As a regional non-profit land trust, SVT collaborates with individual landowners, local land trusts, and municipal, state, and federal agencies to protect land for wildlife habitat, passive recreation, agriculture, and forestry.
In some cases, we acquire a property to own and manage as a reservation, and in other cases we monitor conservation land owned by others. In either situation, our job is to ensure that no unapproved development or other activity takes place on the land.
How SVT Works with Landowners
Our land protection staff works with landowners who are interested in making long-term conservation plans for their land. It is important that landowners work with their own tax advisor and attorney, but SVT can assist in planning for the future of a family’s land.
SVT can help landowners find ways to avoid selling treasured family land for development when faced with unplanned expenses or high estate taxes. Options may include seeking funding for conservation from municipalities, from grants, or through private fundraising.
There are several techniques available for protecting land in perpetuity, all of which can be tailored to fit both a landowner’s goals for the property and his or her financial objectives, including income and estate tax planning. To learn more, see Ways to Conserve Land. As with any real estate transaction, a conservation deal has many steps, and SVT’s land protection staff can help a landowner navigate the process.

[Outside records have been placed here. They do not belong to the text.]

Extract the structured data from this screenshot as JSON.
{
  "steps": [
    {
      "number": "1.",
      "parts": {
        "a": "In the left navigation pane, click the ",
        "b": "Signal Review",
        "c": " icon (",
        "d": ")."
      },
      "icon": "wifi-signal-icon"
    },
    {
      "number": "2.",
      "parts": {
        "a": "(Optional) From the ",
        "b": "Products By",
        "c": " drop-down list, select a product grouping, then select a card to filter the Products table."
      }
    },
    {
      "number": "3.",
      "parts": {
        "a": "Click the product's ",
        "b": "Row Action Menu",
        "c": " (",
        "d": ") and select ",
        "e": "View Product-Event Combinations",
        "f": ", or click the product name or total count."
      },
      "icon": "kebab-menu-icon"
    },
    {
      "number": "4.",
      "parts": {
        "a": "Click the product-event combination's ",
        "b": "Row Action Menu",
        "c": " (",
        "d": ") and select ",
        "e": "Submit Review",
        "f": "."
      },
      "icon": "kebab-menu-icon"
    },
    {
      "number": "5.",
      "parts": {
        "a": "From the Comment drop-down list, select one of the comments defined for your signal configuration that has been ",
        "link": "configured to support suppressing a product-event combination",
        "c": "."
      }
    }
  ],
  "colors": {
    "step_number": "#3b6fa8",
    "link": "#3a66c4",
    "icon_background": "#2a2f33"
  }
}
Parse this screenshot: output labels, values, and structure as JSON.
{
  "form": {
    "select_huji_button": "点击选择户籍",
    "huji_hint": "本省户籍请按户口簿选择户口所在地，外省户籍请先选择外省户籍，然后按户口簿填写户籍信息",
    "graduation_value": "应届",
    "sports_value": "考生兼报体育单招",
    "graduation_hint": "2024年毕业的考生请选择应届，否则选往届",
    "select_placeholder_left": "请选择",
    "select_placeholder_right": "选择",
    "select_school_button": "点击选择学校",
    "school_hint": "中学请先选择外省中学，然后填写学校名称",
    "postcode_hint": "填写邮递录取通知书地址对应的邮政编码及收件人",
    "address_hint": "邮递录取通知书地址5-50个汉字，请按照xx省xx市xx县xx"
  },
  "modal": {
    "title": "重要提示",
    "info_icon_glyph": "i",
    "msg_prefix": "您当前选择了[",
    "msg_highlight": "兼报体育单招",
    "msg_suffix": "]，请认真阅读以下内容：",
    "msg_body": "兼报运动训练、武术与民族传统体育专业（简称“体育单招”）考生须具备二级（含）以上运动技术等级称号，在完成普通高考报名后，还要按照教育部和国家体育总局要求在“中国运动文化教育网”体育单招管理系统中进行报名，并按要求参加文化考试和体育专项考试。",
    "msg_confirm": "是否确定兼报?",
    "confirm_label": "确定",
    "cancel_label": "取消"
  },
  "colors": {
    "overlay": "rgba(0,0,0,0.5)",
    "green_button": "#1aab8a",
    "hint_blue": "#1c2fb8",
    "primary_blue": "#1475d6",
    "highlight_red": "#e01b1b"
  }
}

How SVT Works with Land Trusts and Government Agencies
SVT partners with municipal boards and committees, local land trusts, and state and federal agencies to support one another’s conservation goals and to pool resources to enable conservation. SVT may end up co-holding interests in a piece of land with another entity, or we may simply assist in a land protection project by helping to raise funds or public awareness about the project.
To learn about the different ways you can conserve your land, please see Ways to Conserve Land. We are always willing to discuss your conservation options with you and point you toward the best resources for your situation. Contact information for our Land Protection staff is listed on the Contact SVT page.
Current Land Protection Projects
Chickatawbut Woods is a 19-acre property located off Edmands Road in the northern part of Framingham. The land is owned by Impact Framingham, a nonprofit organization formerly known as the Framingham Civic League. It was given to the Civic League in 1963 and has been vacant since that time.
SVT and the City of Framingham are working to protect Chickatawbut Woods to ensure that the land remains in its natural state and continues to be accessible by the public. We have been in discussions to acquire and protect this property for more than a decade.
The area where Harvard, Littleton, and Boxborough meet is home to thousands of acres of ecologically important lands. The region includes essential wildlife habitat, healthy forests, an abundance of water resources, and productive working farms and orchards. We call this area the High Ridge, and SVT--along with our conservation partners in the three towns--will be working with local landowners to protect as much of the wildlife habitat, working farms, and orchards as possible. Learn more.
SVT is part of an effort to protect an important property abutting Callahan State Park.
For several years, SVT has supported the efforts of the Massachusetts Department of Conservation and Recreation (DCR) and the City of Marlborough to expand the 958-acre Callahan State Park by acquiring the 33-acre O’Donnell Property in Marlborough.
Peppercorn Hill is a well-used conservation area on the east side of Upton, next to the Hopkinton town line. Consisting of 238 acres, it affords visitors beautiful views from the highest elevations, and includes trails that cross babbling brooks and skirt impressive rock outcrops.
Prospect Hill Orchard is made up of 75 stunning acres in Harvard. Since 2014, it has been owned and operated by Community Harvest Project, a nonprofit with a mission to engage volunteers in the fight against hunger. Since 2015, CHP has donated over 360,000 pounds of apples to food banks with the help of hundreds of volunteers.
Now, in an effort to ensure the future of this charitable work, a team of partners are working to raise funds to endow the orchard:
Working in a nine-square mile area around Mount Pisgah and the Wachusett Reservoir, the partners in the Tri-Town Landscape Protection Project seek to protect 500 acres of this land, comprised of quality habitat, working farms, and recreational trails, connecting valuable natural landscapes with the potential to link this area up to the White Mountain National Forest in New Hampshire though a network of conservation land. The project was initiated in 2014. As of December 2019, we have conserved 13 properties, totaling 473 acres. Learn more.